We are living in a time of multiple crises. The climate emergency seriously threatens the continued survival of humanity, exacerbating injustice, exploitation, poverty and vulnerability. And the global cost of living crisis is driving more and more people into precarity. Although these crises are often portrayed as novel and contemporary rather than cumulative consequences of centuries-old destructive systems, those that have been at the frontlines of marginalization caused by the current world order, rooted in colonization and capitalism, have always known, to quote the Zapatistas, that this house has been on fire for many centuries.
Coming up with solutions and alternatives to this destructive system has therefore been a necessity for communities across the globe. From the Black Panthers in the US to the peasant communes in Spain, from the Zapatistas in Mexico to the global Occupy movement, from the landless workers in Brazil to occupied Palestinians, from the Shack Dwellers in South Africa to the Diggers in the UK, Rojava to Cooperation Jackson in Mississippi, resistance to colonial and capitalist domination is abundantly spread.
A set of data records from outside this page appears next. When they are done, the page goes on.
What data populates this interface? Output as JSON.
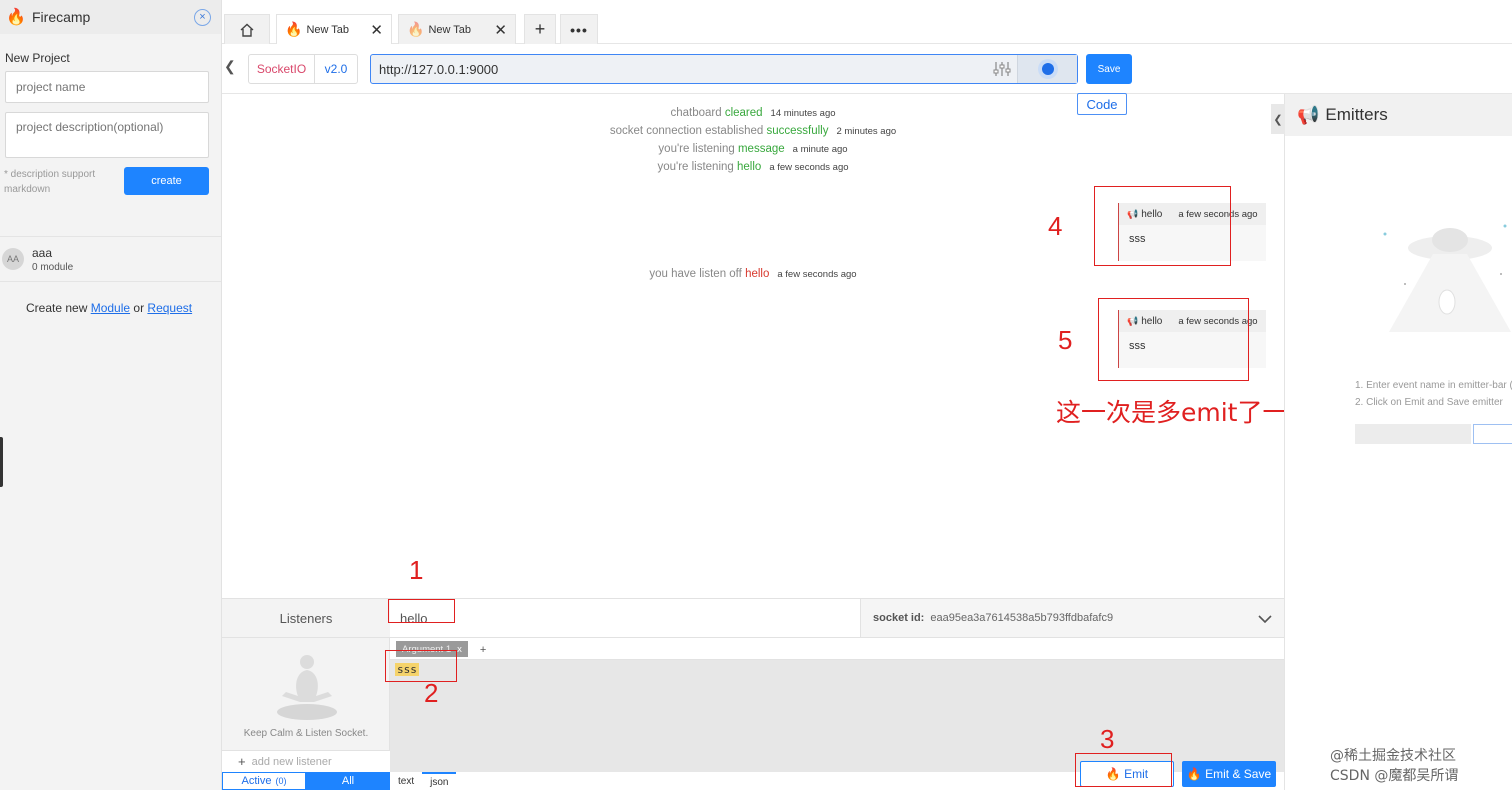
{
  "sidebar": {
    "app_name": "Firecamp",
    "close_icon": "×",
    "new_project_label": "New Project",
    "project_name_placeholder": "project name",
    "project_desc_placeholder": "project description(optional)",
    "desc_note": "* description support markdown",
    "create_label": "create",
    "project": {
      "avatar": "AA",
      "name": "aaa",
      "modules": "0 module"
    },
    "create_new_prefix": "Create new ",
    "module_link": "Module",
    "or_text": " or ",
    "request_link": "Request"
  },
  "tabs": {
    "items": [
      {
        "label": "New Tab",
        "close": "✕"
      },
      {
        "label": "New Tab",
        "close": "✕"
      }
    ],
    "plus": "+",
    "more": "•••"
  },
  "urlbar": {
    "back": "❮",
    "protocol": "SocketIO",
    "version": "v2.0",
    "url": "http://127.0.0.1:9000",
    "save_label": "Save",
    "code_label": "Code"
  },
  "timeline": {
    "logs": [
      {
        "pre": "chatboard ",
        "kw": "cleared",
        "ts": "14 minutes ago"
      },
      {
        "pre": "socket connection established ",
        "kw": "successfully",
        "ts": "2 minutes ago"
      },
      {
        "pre": "you're listening ",
        "kw": "message",
        "ts": "a minute ago"
      },
      {
        "pre": "you're listening ",
        "kw": "hello",
        "ts": "a few seconds ago"
      },
      {
        "pre": "you have listen off ",
        "kw": "hello",
        "ts": "a few seconds ago"
      }
    ],
    "messages": [
      {
        "event": "hello",
        "ts": "a few seconds ago",
        "body": "sss"
      },
      {
        "event": "hello",
        "ts": "a few seconds ago",
        "body": "sss"
      }
    ],
    "annotations": [
      "1",
      "2",
      "3",
      "4",
      "5"
    ],
    "annotation_text": "这一次是多emit了一下"
  },
  "emitters": {
    "collapse": "❮",
    "title": "Emitters",
    "step1": "1. Enter event name in emitter-bar (",
    "step2": "2. Click on Emit and Save emitter"
  },
  "bottom": {
    "listeners_label": "Listeners",
    "event_value": "hello",
    "socket_id_label": "socket id:",
    "socket_id": "eaa95ea3a7614538a5b793ffdbafafc9",
    "chevron": "⌄",
    "calm_caption": "Keep Calm & Listen Socket.",
    "add_listener": "add new listener",
    "tab_active": "Active",
    "tab_active_count": "(0)",
    "tab_all": "All",
    "arg_tab": "Argument 1",
    "arg_tab_close": "x",
    "arg_add": "+",
    "arg_value": "sss",
    "type_text": "text",
    "type_json": "json",
    "emit_label": "Emit",
    "emit_save_label": "Emit & Save"
  },
  "watermark": {
    "line1": "@稀土掘金技术社区",
    "line2": "CSDN @魔都吴所谓"
  },
  "colors": {
    "accent": "#1e84ff",
    "success": "#38a83d",
    "danger": "#d8392e",
    "annotation": "#e02020"
  }
}
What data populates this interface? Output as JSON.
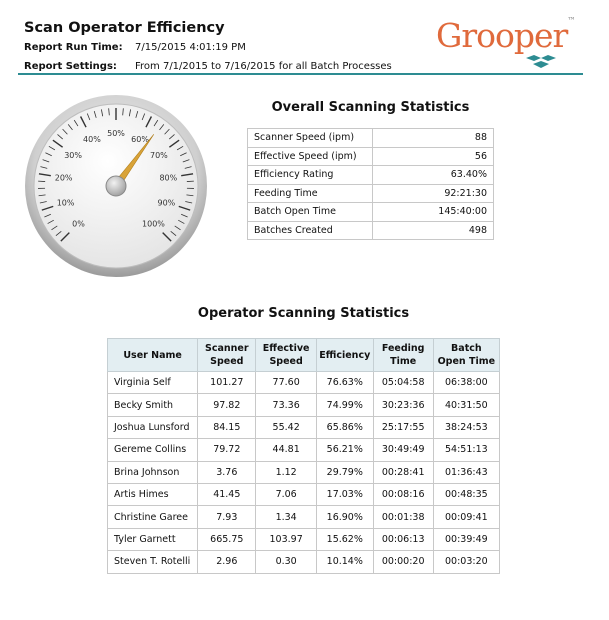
{
  "report": {
    "title": "Scan Operator Efficiency",
    "run_time_label": "Report Run Time:",
    "run_time_value": "7/15/2015 4:01:19 PM",
    "settings_label": "Report Settings:",
    "settings_value": "From 7/1/2015 to 7/16/2015 for all Batch Processes"
  },
  "logo": {
    "text": "Grooper",
    "trademark": "™",
    "colors": [
      "#e06a3c",
      "#2d8c92"
    ]
  },
  "gauge": {
    "value_percent": 63.4,
    "min": 0,
    "max": 100,
    "tick_labels": [
      "0%",
      "10%",
      "20%",
      "30%",
      "40%",
      "50%",
      "60%",
      "70%",
      "80%",
      "90%",
      "100%"
    ],
    "needle_color": "#d9a338"
  },
  "overall": {
    "title": "Overall Scanning Statistics",
    "rows": [
      {
        "label": "Scanner Speed (ipm)",
        "value": "88"
      },
      {
        "label": "Effective Speed (ipm)",
        "value": "56"
      },
      {
        "label": "Efficiency Rating",
        "value": "63.40%"
      },
      {
        "label": "Feeding Time",
        "value": "92:21:30"
      },
      {
        "label": "Batch Open Time",
        "value": "145:40:00"
      },
      {
        "label": "Batches Created",
        "value": "498"
      }
    ]
  },
  "operators": {
    "title": "Operator Scanning Statistics",
    "columns": [
      "User Name",
      "Scanner Speed",
      "Effective Speed",
      "Efficiency",
      "Feeding Time",
      "Batch Open Time"
    ],
    "rows": [
      [
        "Virginia Self",
        "101.27",
        "77.60",
        "76.63%",
        "05:04:58",
        "06:38:00"
      ],
      [
        "Becky Smith",
        "97.82",
        "73.36",
        "74.99%",
        "30:23:36",
        "40:31:50"
      ],
      [
        "Joshua Lunsford",
        "84.15",
        "55.42",
        "65.86%",
        "25:17:55",
        "38:24:53"
      ],
      [
        "Gereme Collins",
        "79.72",
        "44.81",
        "56.21%",
        "30:49:49",
        "54:51:13"
      ],
      [
        "Brina Johnson",
        "3.76",
        "1.12",
        "29.79%",
        "00:28:41",
        "01:36:43"
      ],
      [
        "Artis Himes",
        "41.45",
        "7.06",
        "17.03%",
        "00:08:16",
        "00:48:35"
      ],
      [
        "Christine Garee",
        "7.93",
        "1.34",
        "16.90%",
        "00:01:38",
        "00:09:41"
      ],
      [
        "Tyler Garnett",
        "665.75",
        "103.97",
        "15.62%",
        "00:06:13",
        "00:39:49"
      ],
      [
        "Steven T. Rotelli",
        "2.96",
        "0.30",
        "10.14%",
        "00:00:20",
        "00:03:20"
      ]
    ]
  }
}
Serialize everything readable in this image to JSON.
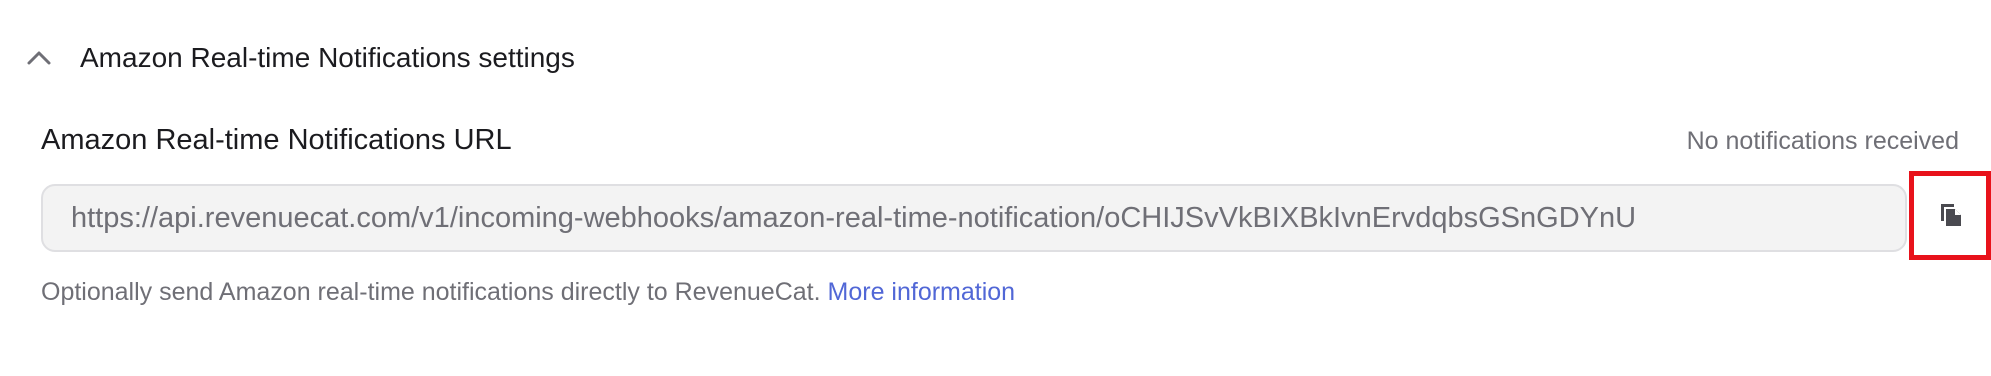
{
  "section": {
    "title": "Amazon Real-time Notifications settings",
    "toggle_icon": "chevron-up-icon"
  },
  "field": {
    "label": "Amazon Real-time Notifications URL",
    "status": "No notifications received",
    "value": "https://api.revenuecat.com/v1/incoming-webhooks/amazon-real-time-notification/oCHIJSvVkBIXBkIvnErvdqbsGSnGDYnU"
  },
  "copy_button": {
    "icon": "copy-icon",
    "highlight_color": "#e8121b"
  },
  "help": {
    "text": "Optionally send Amazon real-time notifications directly to RevenueCat.",
    "link_label": "More information",
    "link_color": "#5167d6"
  }
}
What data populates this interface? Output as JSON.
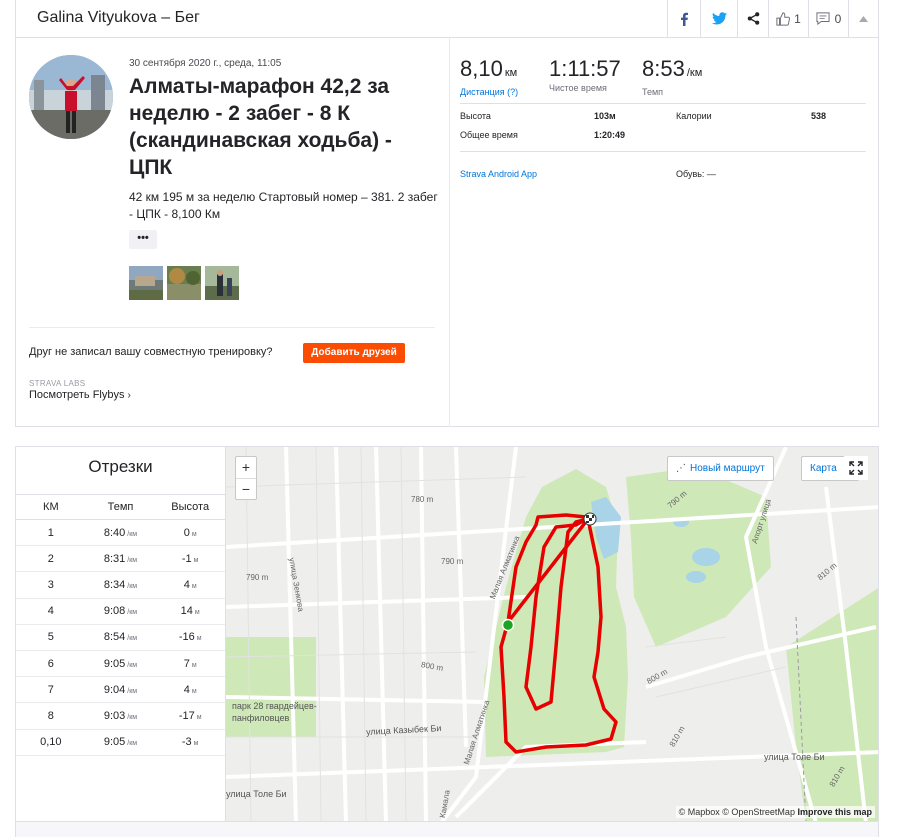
{
  "header": {
    "title": "Galina Vityukova – Бег",
    "kudos_count": "1",
    "comments_count": "0"
  },
  "activity": {
    "date": "30 сентября 2020 г., среда, 11:05",
    "title": "Алматы-марафон 42,2 за неделю - 2 забег - 8 К (скандинавская ходьба) - ЦПК",
    "description": "42 км 195 м за неделю Стартовый номер – 381. 2 забег - ЦПК - 8,100 Км",
    "more_label": "•••",
    "friend_prompt": "Друг не записал вашу совместную тренировку?",
    "add_friends_label": "Добавить друзей",
    "labs_label": "STRAVA LABS",
    "flybys_label": "Посмотреть Flybys"
  },
  "stats": {
    "distance": "8,10",
    "distance_unit": "км",
    "distance_label": "Дистанция (?)",
    "moving_time": "1:11:57",
    "moving_time_label": "Чистое время",
    "pace": "8:53",
    "pace_unit": "/км",
    "pace_label": "Темп",
    "elevation_label": "Высота",
    "elevation_value": "103м",
    "calories_label": "Калории",
    "calories_value": "538",
    "elapsed_label": "Общее время",
    "elapsed_value": "1:20:49",
    "device": "Strava Android App",
    "shoes": "Обувь: —"
  },
  "splits": {
    "title": "Отрезки",
    "headers": [
      "КМ",
      "Темп",
      "Высота"
    ],
    "pace_unit": "/км",
    "elev_unit": "м",
    "rows": [
      {
        "km": "1",
        "pace": "8:40",
        "elev": "0"
      },
      {
        "km": "2",
        "pace": "8:31",
        "elev": "-1"
      },
      {
        "km": "3",
        "pace": "8:34",
        "elev": "4"
      },
      {
        "km": "4",
        "pace": "9:08",
        "elev": "14"
      },
      {
        "km": "5",
        "pace": "8:54",
        "elev": "-16"
      },
      {
        "km": "6",
        "pace": "9:05",
        "elev": "7"
      },
      {
        "km": "7",
        "pace": "9:04",
        "elev": "4"
      },
      {
        "km": "8",
        "pace": "9:03",
        "elev": "-17"
      },
      {
        "km": "0,10",
        "pace": "9:05",
        "elev": "-3"
      }
    ]
  },
  "map": {
    "zoom_in": "+",
    "zoom_out": "−",
    "new_route_label": "Новый маршрут",
    "map_type_label": "Карта",
    "attribution_a": "© Mapbox © OpenStreetMap",
    "attribution_b": "Improve this map",
    "labels": {
      "l780a": "780 m",
      "l780b": "780 m",
      "l790a": "790 m",
      "l790b": "790 m",
      "l800a": "800 m",
      "l800b": "800 m",
      "l810a": "810 m",
      "l810b": "810 m",
      "l810c": "810 m",
      "zenkova": "улица Зенкова",
      "malaya1": "Малая Алматинка",
      "malaya2": "Малая Алматинка",
      "aport": "Апорт улица",
      "gvard1": "парк 28 гвардейцев-",
      "gvard2": "панфиловцев",
      "kazybek": "улица Казыбек Би",
      "tole1": "улица Толе Би",
      "tole2": "улица Толе Би",
      "kamala": "Камала"
    },
    "colors": {
      "route": "#e60000",
      "park": "#cfe8b8",
      "water": "#a9d3e6"
    }
  }
}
And one thing they all have in common is their focus on the ‘solidarity economy’ as a crucial pathway to autonomy and building a fairer world.